The performance took place under the very competent baton of Lawrence Renes returning to Santa Fe after his 2007 debut in the premiere of “Tea, A Mirror of Soul”. As if he didn’t have enough to do as Albert Herring in that opera, Alek Shrader moonlights as Prince Tamino on the Final Aug 27 Magic Flute. (Charles Castronovo is off to L. A. for rehearsals for the title role in the world premiere of Catan’s “Il Postino”, which opens the Los Angeles Opera’s 2010-2011 season.)
Mother Nature played a most prominent role in tonight’s production (seen Aug 23, 2010) – presenting with an ominously threatening, black sky with raindrops intervening. The back of the stage was open to this sky, and during the thrilling overture, great streaks of lightning spangled the sky as if on cue!
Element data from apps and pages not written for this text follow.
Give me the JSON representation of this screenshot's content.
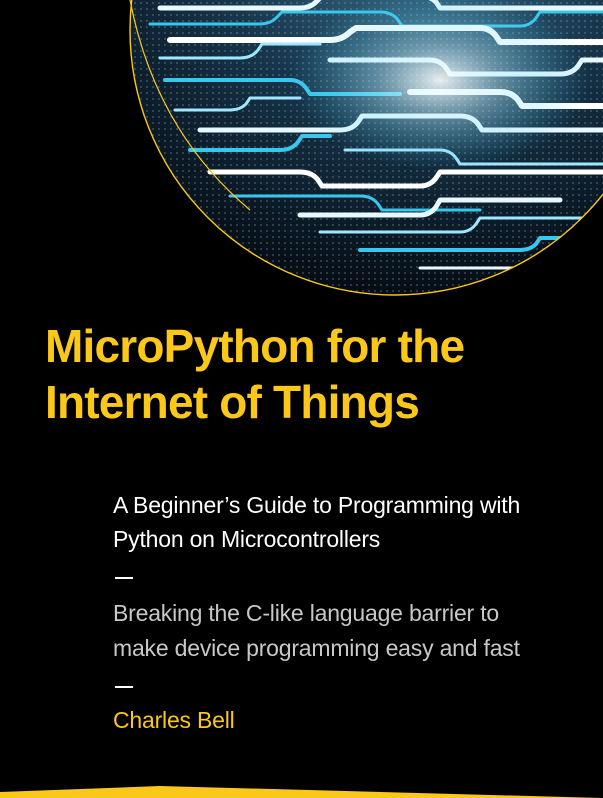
{
  "cover": {
    "title_lines": [
      "MicroPython for the",
      "Internet of Things"
    ],
    "subtitle_lines": [
      "A Beginner’s Guide to Programming with",
      "Python on Microcontrollers"
    ],
    "tagline_lines": [
      "Breaking the C-like language barrier to",
      "make device programming easy and fast"
    ],
    "author": "Charles Bell"
  },
  "colors": {
    "background": "#000000",
    "accent": "#fbc81a",
    "subtitle": "#ffffff",
    "tagline": "#c8c8c8",
    "glow": "#37c8ee"
  },
  "artwork": {
    "icon": "circuit-traces-image"
  }
}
Indeed, while the evil Queen of the Night arrives and sings her diatribe, flashes of lightning again obliged, but I suspect the Director of Lighting may want to take credit for these terrific effects!
[Below: Audrey Luna is the Queen of the Night: edited image, based on a Ken Howard photograph, courtesy of the Santa Fe Opera.]
In this production, the piece opens with the huge snake-like monster with mouth agape and steaming – but Prince Tamino is trapped in that mouth – struggling to get out as the Three Ladies (here brilliantly portrayed by Rachel Willis-Sorensen, Audrey Walstrom, and Renee’ Tatum) come upon this dreadful scene armed with spears with which they do in the serpent, all three dreaming that they would love to have this guy as a hubby! Papageno arrives, meets the Prince, sees the dead serpent, and promptly takes credit for finishing off the monster. To that, one of the three ladies clamp his lying mouth shut with a dog-muzzle which our Papageno uses to great audience acclaim.
An especially enchanting scene is when the flute and Glockenspiel are played, huge animals appear on stage, a gigantic MGM-style lion on the right, monster Tiger on the left, 40′ long Croc, and the Biggest Beaked Bird you’ve ever seen – to the ecstatic enchantment of the house. One other very nice touch – Papageno’s dream wife does show up at long last – clad in exactly the same rig as Papageno, then onstage come their swarms of children.
[Below: Papageno (Joshua Hopkins) and Papagena (Jamie-Rose Guarrine) share their ideas on family planning; edited image, based on a Ken Howard photograph, courtesy of the Santa Fe Opera.]
In closing, may I again suggest that this is summer opera at its best in America, in an incomparable setting with spectacular blood-red sunsets, majestic mountains, World Class opera beyond doubt, and a town groaning with fabulous Southwest eats and great shopping. See my “Tom’s Tips to Opera in Santa Fe” on this website. Have fun!